[Website and app data records]
- Opening Delimiter -
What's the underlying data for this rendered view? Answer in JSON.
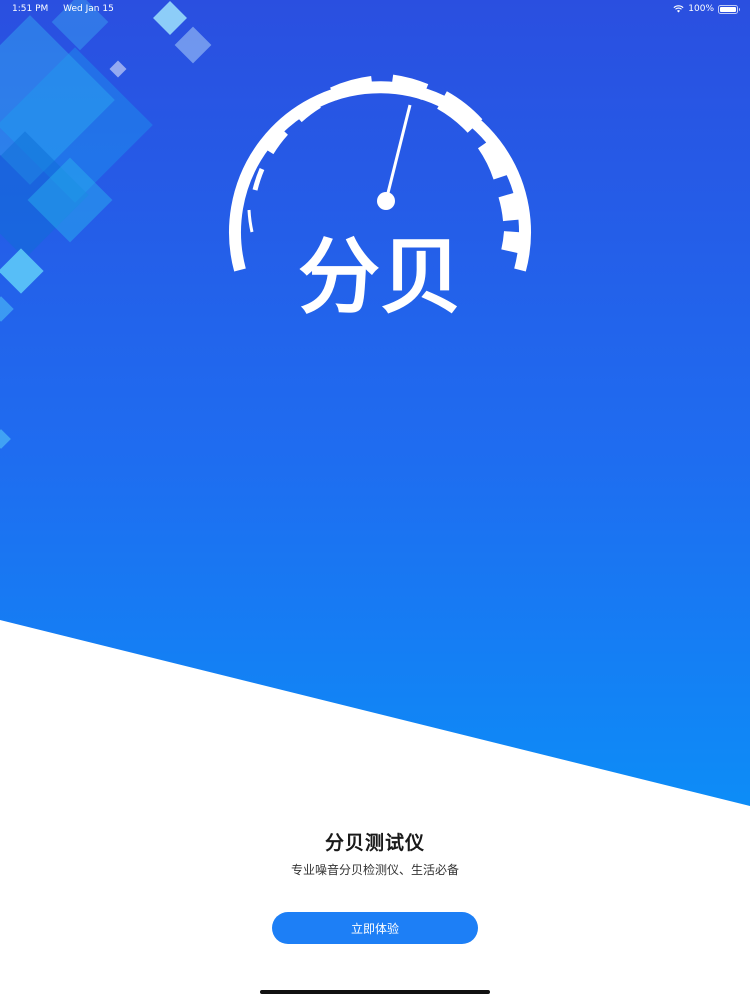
{
  "status_bar": {
    "time": "1:51 PM",
    "date": "Wed Jan 15",
    "battery_text": "100%",
    "icons": [
      "wifi-icon",
      "battery-icon"
    ]
  },
  "logo": {
    "text": "分贝",
    "icon": "speedometer-gauge-icon"
  },
  "app": {
    "title": "分贝测试仪",
    "subtitle": "专业噪音分贝检测仪、生活必备"
  },
  "actions": {
    "start_label": "立即体验"
  },
  "colors": {
    "gradient_top": "#2a4fe0",
    "gradient_bottom": "#0a93f9",
    "button": "#1d7ff6",
    "title_text": "#1a1a1a"
  }
}
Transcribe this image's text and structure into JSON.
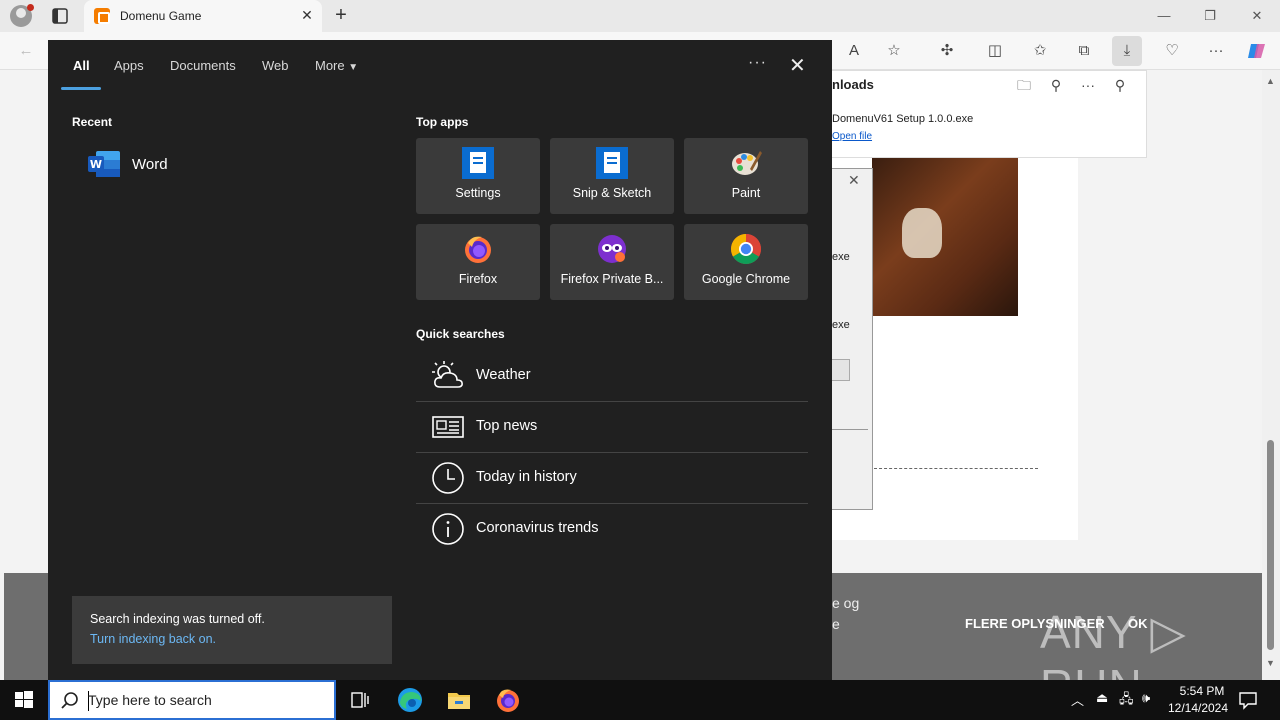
{
  "browser": {
    "tab_title": "Domenu Game",
    "downloads_panel": {
      "title": "nloads",
      "file_name": "DomenuV61 Setup 1.0.0.exe",
      "open_file": "Open file"
    }
  },
  "page": {
    "dialog_text1": "exe",
    "dialog_text2": "exe",
    "cookie_line1": "e og",
    "cookie_line2": "e",
    "cookie_more": "FLERE OPLYSNINGER",
    "cookie_ok": "OK",
    "watermark": "ANY ▷ RUN"
  },
  "search_panel": {
    "tabs": [
      {
        "label": "All"
      },
      {
        "label": "Apps"
      },
      {
        "label": "Documents"
      },
      {
        "label": "Web"
      },
      {
        "label": "More"
      }
    ],
    "more_options": "···",
    "recent_heading": "Recent",
    "recent_items": [
      {
        "label": "Word"
      }
    ],
    "top_apps_heading": "Top apps",
    "top_apps": [
      {
        "label": "Settings"
      },
      {
        "label": "Snip & Sketch"
      },
      {
        "label": "Paint"
      },
      {
        "label": "Firefox"
      },
      {
        "label": "Firefox Private B..."
      },
      {
        "label": "Google Chrome"
      }
    ],
    "quick_searches_heading": "Quick searches",
    "quick_searches": [
      {
        "label": "Weather"
      },
      {
        "label": "Top news"
      },
      {
        "label": "Today in history"
      },
      {
        "label": "Coronavirus trends"
      }
    ],
    "indexing_notice": {
      "message": "Search indexing was turned off.",
      "link": "Turn indexing back on."
    }
  },
  "taskbar": {
    "search_placeholder": "Type here to search",
    "time": "5:54 PM",
    "date": "12/14/2024"
  },
  "colors": {
    "panel_bg": "#202020",
    "tile_bg": "#3a3a3a",
    "accent": "#4ca0e0",
    "link": "#6cb8f4"
  }
}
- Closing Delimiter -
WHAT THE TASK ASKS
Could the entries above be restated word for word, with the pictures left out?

REPLY TO THE TASK
What's the underlying data for this rendered view? Answer in JSON.
{
  "status_bar": {
    "time": "1:51 PM",
    "date": "Wed Jan 15",
    "battery_text": "100%",
    "icons": [
      "wifi-icon",
      "battery-icon"
    ]
  },
  "logo": {
    "text": "分贝",
    "icon": "speedometer-gauge-icon"
  },
  "app": {
    "title": "分贝测试仪",
    "subtitle": "专业噪音分贝检测仪、生活必备"
  },
  "actions": {
    "start_label": "立即体验"
  },
  "colors": {
    "gradient_top": "#2a4fe0",
    "gradient_bottom": "#0a93f9",
    "button": "#1d7ff6",
    "title_text": "#1a1a1a"
  }
}
Transcribe this image's text and structure into JSON.
{
  "browser": {
    "tab_title": "Domenu Game",
    "downloads_panel": {
      "title": "nloads",
      "file_name": "DomenuV61 Setup 1.0.0.exe",
      "open_file": "Open file"
    }
  },
  "page": {
    "dialog_text1": "exe",
    "dialog_text2": "exe",
    "cookie_line1": "e og",
    "cookie_line2": "e",
    "cookie_more": "FLERE OPLYSNINGER",
    "cookie_ok": "OK",
    "watermark": "ANY ▷ RUN"
  },
  "search_panel": {
    "tabs": [
      {
        "label": "All"
      },
      {
        "label": "Apps"
      },
      {
        "label": "Documents"
      },
      {
        "label": "Web"
      },
      {
        "label": "More"
      }
    ],
    "more_options": "···",
    "recent_heading": "Recent",
    "recent_items": [
      {
        "label": "Word"
      }
    ],
    "top_apps_heading": "Top apps",
    "top_apps": [
      {
        "label": "Settings"
      },
      {
        "label": "Snip & Sketch"
      },
      {
        "label": "Paint"
      },
      {
        "label": "Firefox"
      },
      {
        "label": "Firefox Private B..."
      },
      {
        "label": "Google Chrome"
      }
    ],
    "quick_searches_heading": "Quick searches",
    "quick_searches": [
      {
        "label": "Weather"
      },
      {
        "label": "Top news"
      },
      {
        "label": "Today in history"
      },
      {
        "label": "Coronavirus trends"
      }
    ],
    "indexing_notice": {
      "message": "Search indexing was turned off.",
      "link": "Turn indexing back on."
    }
  },
  "taskbar": {
    "search_placeholder": "Type here to search",
    "time": "5:54 PM",
    "date": "12/14/2024"
  },
  "colors": {
    "panel_bg": "#202020",
    "tile_bg": "#3a3a3a",
    "accent": "#4ca0e0",
    "link": "#6cb8f4"
  }
}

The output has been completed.